Let states tax Internet sales
Internet retail operations have gained an edge on their brick-and-mortar counterparts by their easy availability and smaller overhead. But there is one area where they have an unfair advantage, and that is in sales taxes. There's no question that those shopping at local stores will be paying sales taxes. Not so, with Internet purchases.
The Senate has passed a bill to enable states to uniformly collect sales taxes on Internet purchases, though giving small retailers an exemption. The need for House action on the bill became more evident last week, as the U.S. Supreme Court effectively voided its 20-year-old ruling that states could only collect sales taxes on retailers with a physical presence in the state.
The Court declined to hear a challenge by major Internet retailers Amazon and Overstock to New York state's 2008 law requiring out-of-state Internet vendors to collect sales tax on purchases by New York residents.
That means that other states can follow New York's lead, creating a far-from-uniform approach to this issue. States rightly see the online tax break as a revenue loser as well as a disadvantage for local retailers competing with big nationwide firms.
But companies like Amazon see a potential nightmare in trying to comply with many different state and local tax ordinances.
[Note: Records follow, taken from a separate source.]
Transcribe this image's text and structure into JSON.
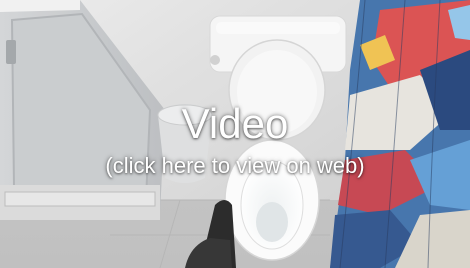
{
  "video": {
    "title": "Video",
    "subtitle": "(click here to view on web)",
    "poster_description": "bathroom toilet with colorful shower curtain"
  }
}
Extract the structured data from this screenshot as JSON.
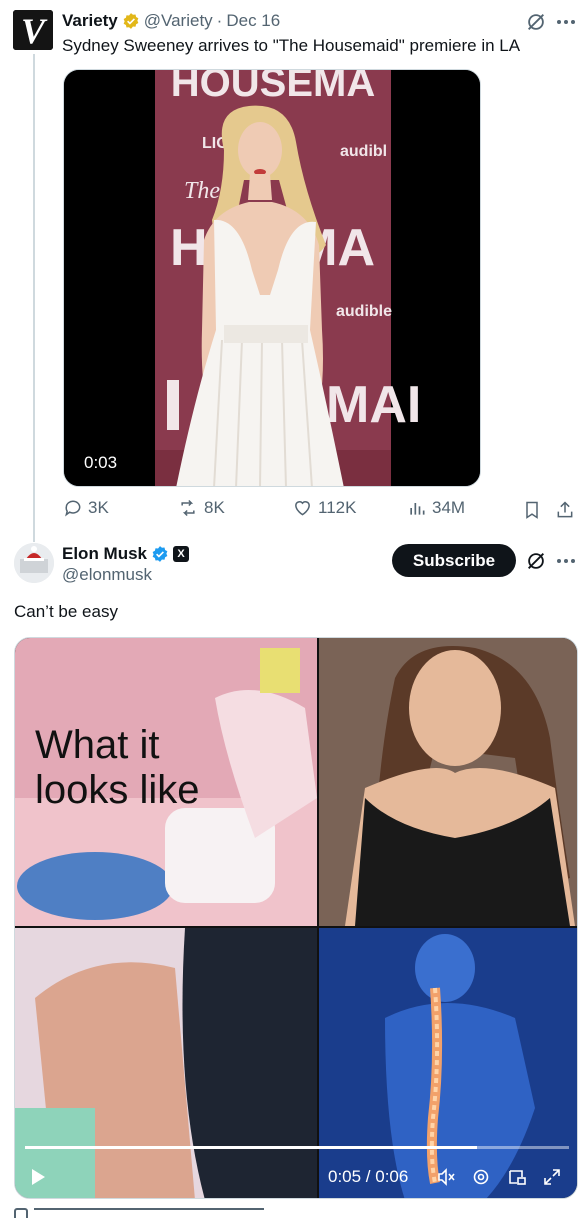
{
  "quoted_tweet": {
    "display_name": "Variety",
    "handle": "@Variety",
    "separator": "·",
    "date": "Dec 16",
    "text": "Sydney Sweeney arrives to \"The Housemaid\" premiere in LA",
    "avatar_letter": "V",
    "video": {
      "timestamp": "0:03",
      "backdrop_text_top": "HOUSEMA",
      "backdrop_text_lion": "LIO",
      "backdrop_text_audible": "audibl",
      "backdrop_text_the": "The",
      "backdrop_text_hmid": "H      MA",
      "backdrop_text_audible2": "audible",
      "backdrop_text_bottom": "MAI"
    },
    "actions": {
      "replies": "3K",
      "reposts": "8K",
      "likes": "112K",
      "views": "34M"
    }
  },
  "main_tweet": {
    "display_name": "Elon Musk",
    "handle": "@elonmusk",
    "affiliate_badge": "X",
    "subscribe_label": "Subscribe",
    "text": "Can’t be easy",
    "video": {
      "panel_caption": "What it\nlooks like",
      "time": "0:05 / 0:06",
      "progress": 0.83
    }
  },
  "colors": {
    "verified_gold": "#E2B719",
    "verified_blue": "#1D9BF0",
    "text_primary": "#0F1419",
    "text_secondary": "#536471",
    "backdrop_maroon": "#8A3A4E"
  },
  "icons": [
    "grok-icon",
    "more-icon",
    "reply-icon",
    "repost-icon",
    "like-icon",
    "views-icon",
    "bookmark-icon",
    "share-icon",
    "play-icon",
    "mute-icon",
    "settings-icon",
    "pip-icon",
    "fullscreen-icon"
  ]
}
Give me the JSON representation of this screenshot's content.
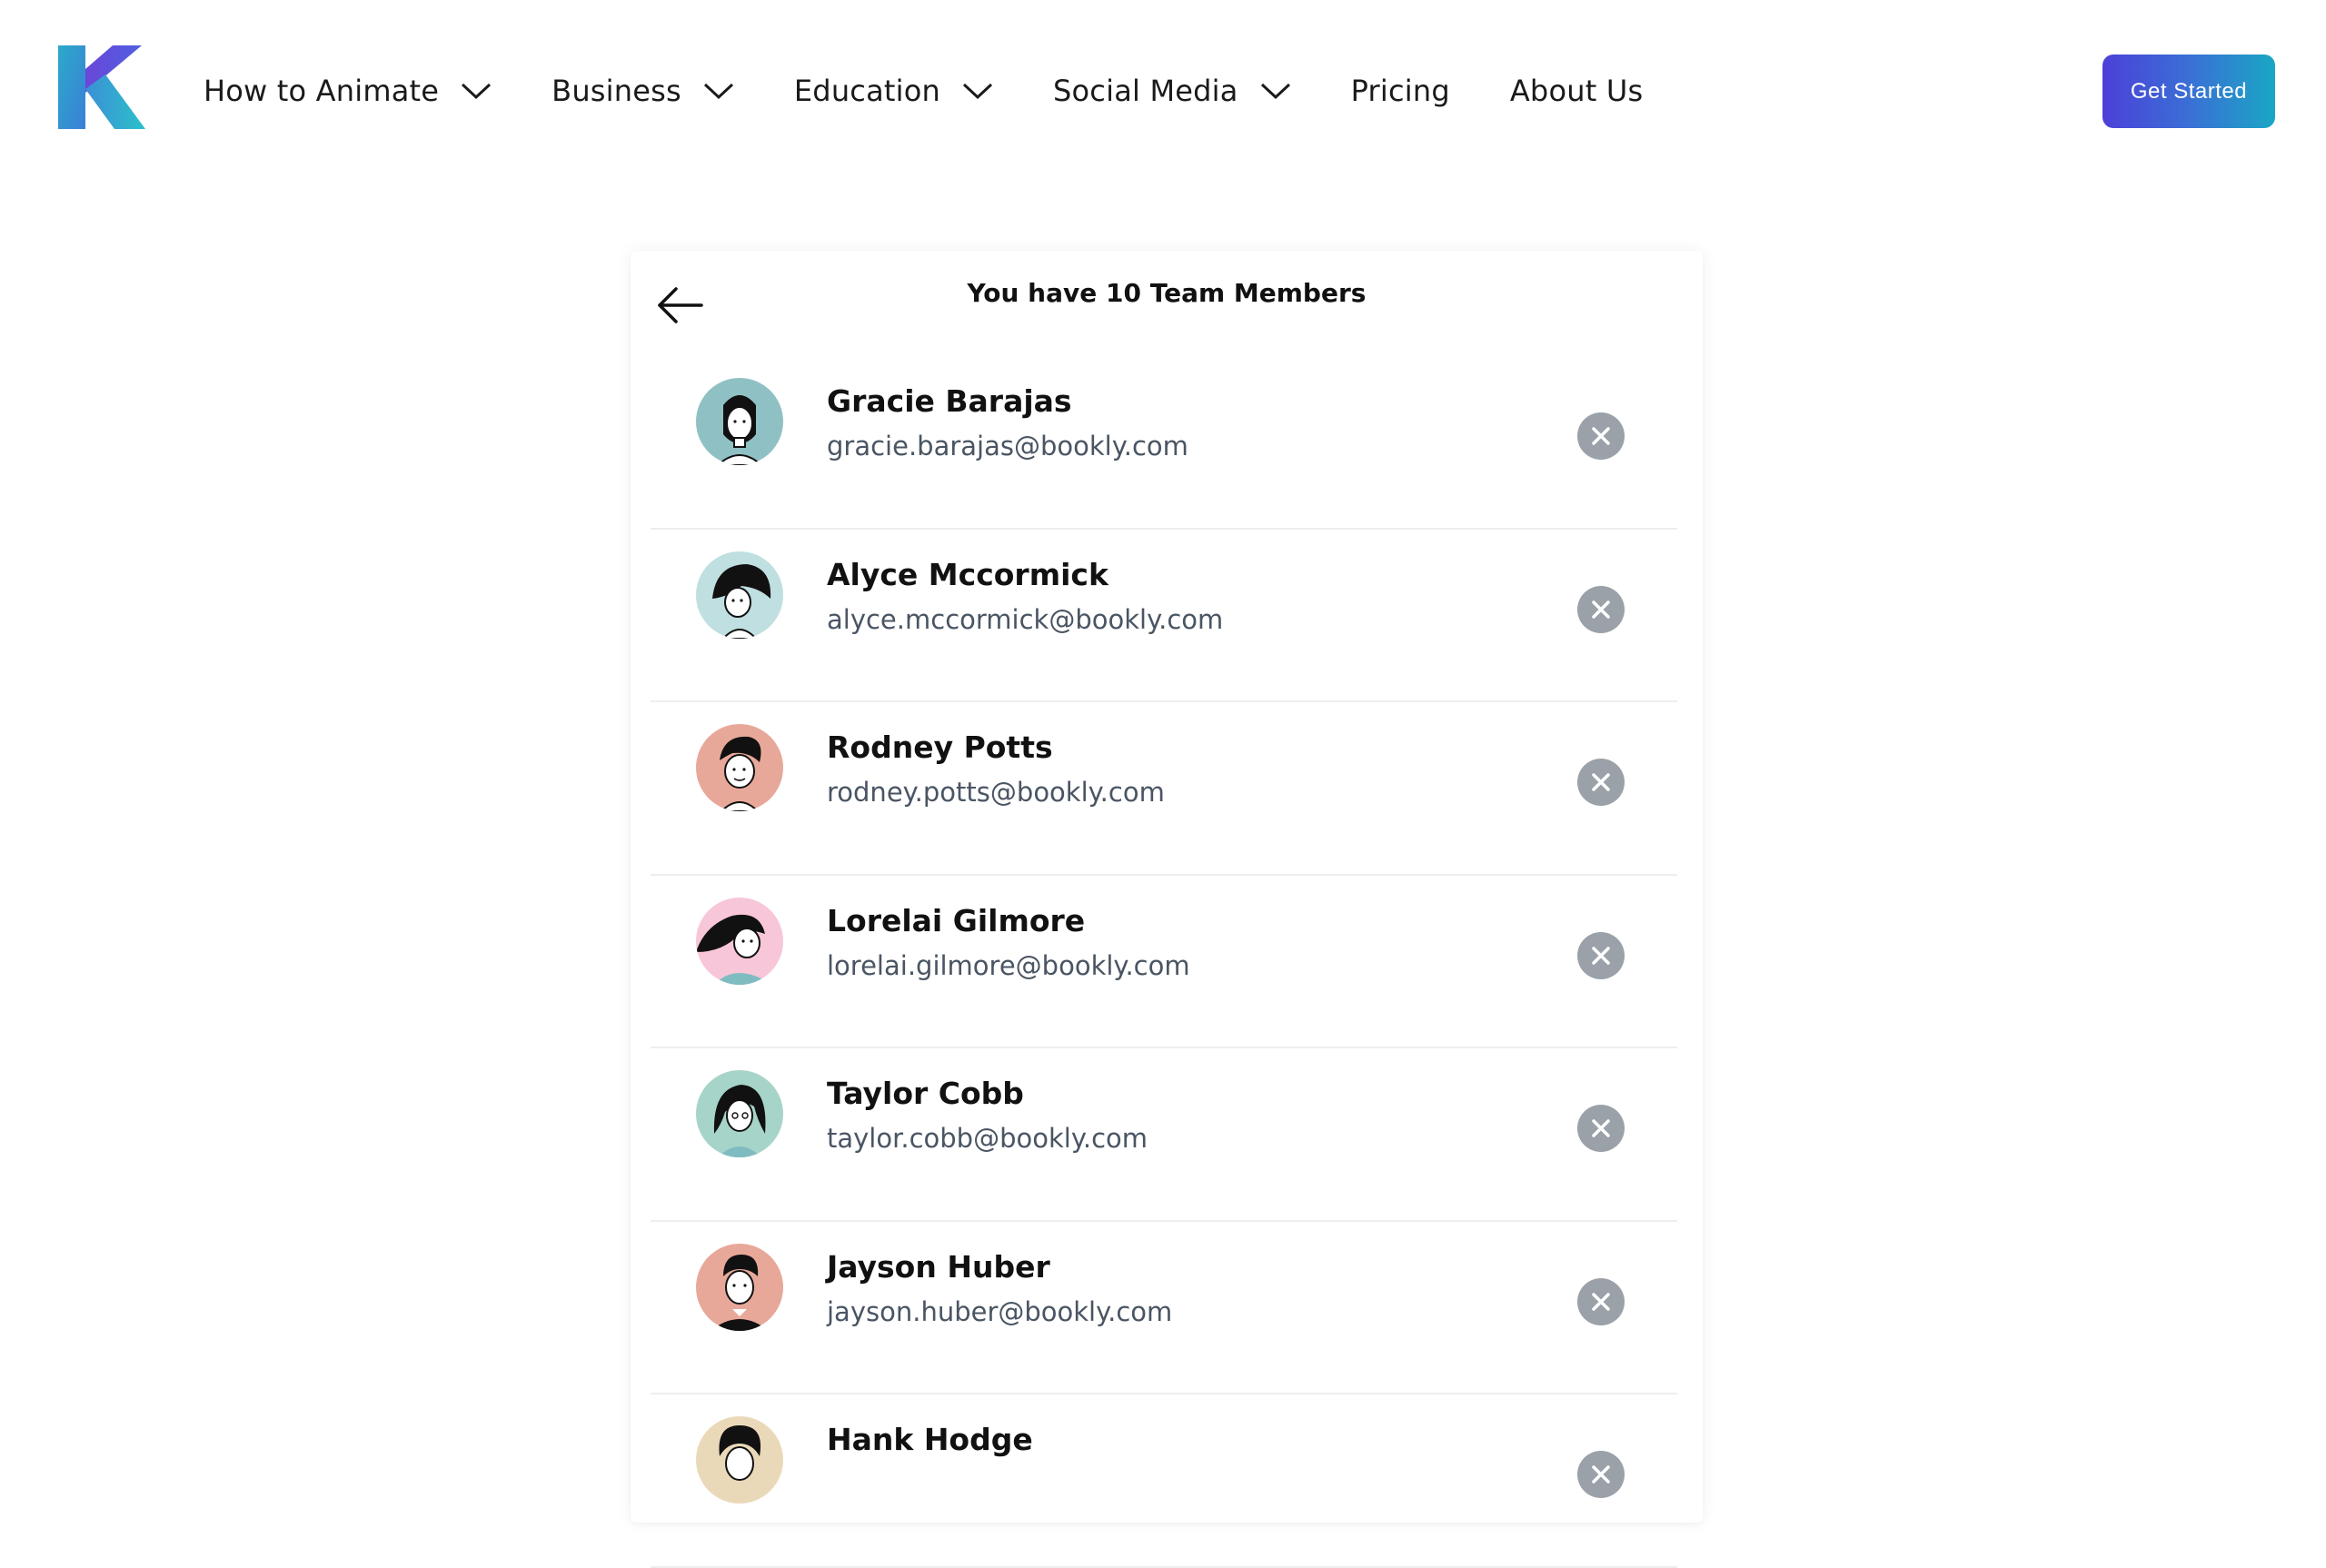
{
  "header": {
    "logo_icon": "k-logo-icon",
    "nav": [
      {
        "label": "How to Animate",
        "has_dropdown": true
      },
      {
        "label": "Business",
        "has_dropdown": true
      },
      {
        "label": "Education",
        "has_dropdown": true
      },
      {
        "label": "Social Media",
        "has_dropdown": true
      },
      {
        "label": "Pricing",
        "has_dropdown": false
      },
      {
        "label": "About Us",
        "has_dropdown": false
      }
    ],
    "cta_label": "Get Started"
  },
  "team": {
    "title": "You have 10 Team Members",
    "back_icon": "arrow-left-icon",
    "remove_icon": "close-icon",
    "members": [
      {
        "name": "Gracie Barajas",
        "email": "gracie.barajas@bookly.com",
        "avatar_color": "#8fc1c4"
      },
      {
        "name": "Alyce Mccormick",
        "email": "alyce.mccormick@bookly.com",
        "avatar_color": "#bfdfe0"
      },
      {
        "name": "Rodney Potts",
        "email": "rodney.potts@bookly.com",
        "avatar_color": "#e8a899"
      },
      {
        "name": "Lorelai Gilmore",
        "email": "lorelai.gilmore@bookly.com",
        "avatar_color": "#f7c6d8"
      },
      {
        "name": "Taylor Cobb",
        "email": "taylor.cobb@bookly.com",
        "avatar_color": "#a7d4c9"
      },
      {
        "name": "Jayson Huber",
        "email": "jayson.huber@bookly.com",
        "avatar_color": "#e8a899"
      },
      {
        "name": "Hank Hodge",
        "email": "",
        "avatar_color": "#ead9b8"
      }
    ]
  },
  "colors": {
    "accent_gradient_start": "#4c40d8",
    "accent_gradient_end": "#1aa7c4",
    "remove_button": "#9aa1a8"
  }
}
The Senate bill, the Marketplace Fairness Act, would set uniform standards for out-of-state retailers to collect the relevant sales taxes. It's an equitable solution that needs to be broadly applied.